Gavin: It will affect acquiring banks and issuing banks because they both have to be PCI compliant because they are both handling credit card data. Everyone, the issuers, the acquirer, the merchants and the service providers are all impacted by this change in the rule. The one thing that is unfortunate, and I don't know how this could have been dealt with in a better way, is there is not enough awareness about this change.
Last year when we were doing assessments and we were telling clients that it was a best practice now -- you don't need it, but by the time we come back next year you will be compliant with it because it will be a requirement then. I'm not sure that every QSA did that and told merchants that they would be required to be compliant with it before the June 30 deadline. With the recent update that came out on April 15 -- I think that it woke a lot of people up because they didn't know about how it could be met. Many people don't know what a web application firewall is; I've been involved with them for quite a long time (early 1990s).

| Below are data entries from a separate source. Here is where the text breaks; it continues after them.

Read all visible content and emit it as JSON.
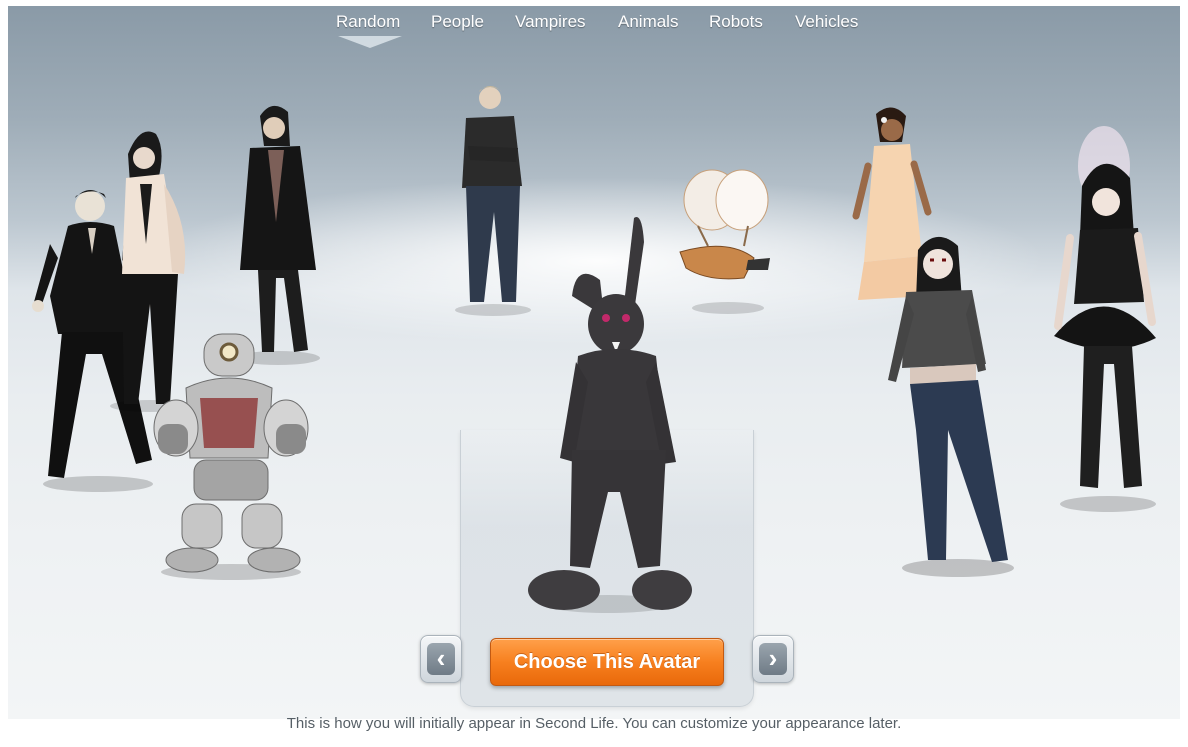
{
  "nav": {
    "tabs": [
      {
        "label": "Random",
        "active": true
      },
      {
        "label": "People"
      },
      {
        "label": "Vampires"
      },
      {
        "label": "Animals"
      },
      {
        "label": "Robots"
      },
      {
        "label": "Vehicles"
      }
    ]
  },
  "avatars": [
    {
      "name": "vampire-man",
      "label": ""
    },
    {
      "name": "woman-scarf",
      "label": ""
    },
    {
      "name": "man-long-coat",
      "label": ""
    },
    {
      "name": "robot",
      "label": ""
    },
    {
      "name": "man-jeans",
      "label": ""
    },
    {
      "name": "airship",
      "label": ""
    },
    {
      "name": "bunny",
      "label": ""
    },
    {
      "name": "woman-dress",
      "label": ""
    },
    {
      "name": "woman-jeans",
      "label": ""
    },
    {
      "name": "woman-tutu",
      "label": ""
    }
  ],
  "controls": {
    "prev_icon": "chevron-left-icon",
    "next_icon": "chevron-right-icon",
    "prev_glyph": "‹",
    "next_glyph": "›",
    "choose_label": "Choose This Avatar"
  },
  "footer": {
    "note": "This is how you will initially appear in Second Life. You can customize your appearance later."
  },
  "colors": {
    "accent_orange": "#f7801f",
    "nav_text": "#ffffff",
    "footer_text": "#565f66"
  }
}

One thing that is of concern to me is that some of the network layer firewall vendors are talking about deep packet inspection are leading prospective clients astray. Why? Network packet inspection just looks at the headers on an email. The deep packet inspection they're talking about looks at contents as well. Web application firewalls don't look at packets at all; it takes a collection of packets together and requests a response that the server is going to see.
A web application firewall is akin to reading Shakespeare a line at a time. A network layer firewall is like reading Shakespeare a single letter at a time, not remembering what the previous letter was. So you don't have the context to understand what you're looking at from a network layer firewall inspection or any other type of inspection at the packet layer only. The web application firewall sees the bigger picture and puts it in context. So it can look for malicious input in certain fields. I don't think we need every gas station owner or restaurant owner involved with the security of their systems. We don't expect them to be information security experts. But they are in the front lines of this battle in protecting credit card data. One of the things we've recommended to some of the smaller clients we work with in the Boston area is to outsource this part of their business. We recommend they do their homework and find someone they can trust to keep their business PCI compliant. There is a trade off and risk is still involved.

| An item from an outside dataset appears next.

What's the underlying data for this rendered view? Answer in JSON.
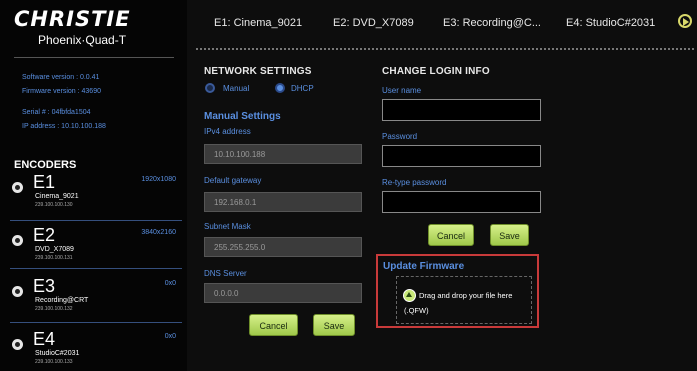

Q: Are we winning against the criminal hackers?
Gavin: One of the problems is that it is an arms race, us versus the hackers. There's only so much we can do to fight them. The smart attacker is going to encrypt the data they're stealing before they send it through a firewall in case the company is monitoring the information leaving their networks. An information security professional will be reduced to looking at differences in patterns of outgoing information, and that could just be an anomaly, or it could be because an attacker is attacking your network. There's no sure-fire way to prevent or notice it at all times, but there are ways to make it harder for the attacker to attack. PCI makes it harder so the attackers will go someplace else. The survival of the fittest means if you're not as fit as the rest of the pack you will be taken down.

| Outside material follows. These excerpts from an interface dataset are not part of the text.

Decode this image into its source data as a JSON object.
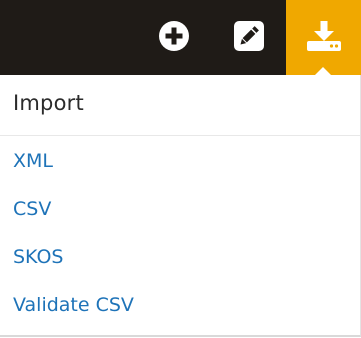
{
  "toolbar": {
    "buttons": [
      {
        "icon": "plus-circle-icon"
      },
      {
        "icon": "pencil-square-icon"
      },
      {
        "icon": "download-icon",
        "active_color": "#f0a800"
      }
    ],
    "background_color": "#1f1b17"
  },
  "import_menu": {
    "title": "Import",
    "items": [
      {
        "label": "XML"
      },
      {
        "label": "CSV"
      },
      {
        "label": "SKOS"
      },
      {
        "label": "Validate CSV"
      }
    ],
    "link_color": "#1e73b8"
  }
}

Q: With the number of retailers being breached and making headlines, do you see consumers making a decision on which store to shop at because of the breaches?
Gavin: When looking at the TJX breach that was announced in January of 2007, the news of the breach was a minor blip in TJX's sales, and their sales actually increased. I hate to say this, but it is true. It is something that we as information security professionals need to consider: Do people care that their credit card information was exposed? They've gone back to TJX and spent more money, and I'm sure that they didn't switch to cash for the most part. I'm sure for the most part that the shoppers are still using their credit cards at TJX's stores. What does that say to us? Does it mean we need to do a better job at educating people or should we just throw our arms up and find something else to do? I know my personal answer to this, but as an industry we need to think about this for a bit.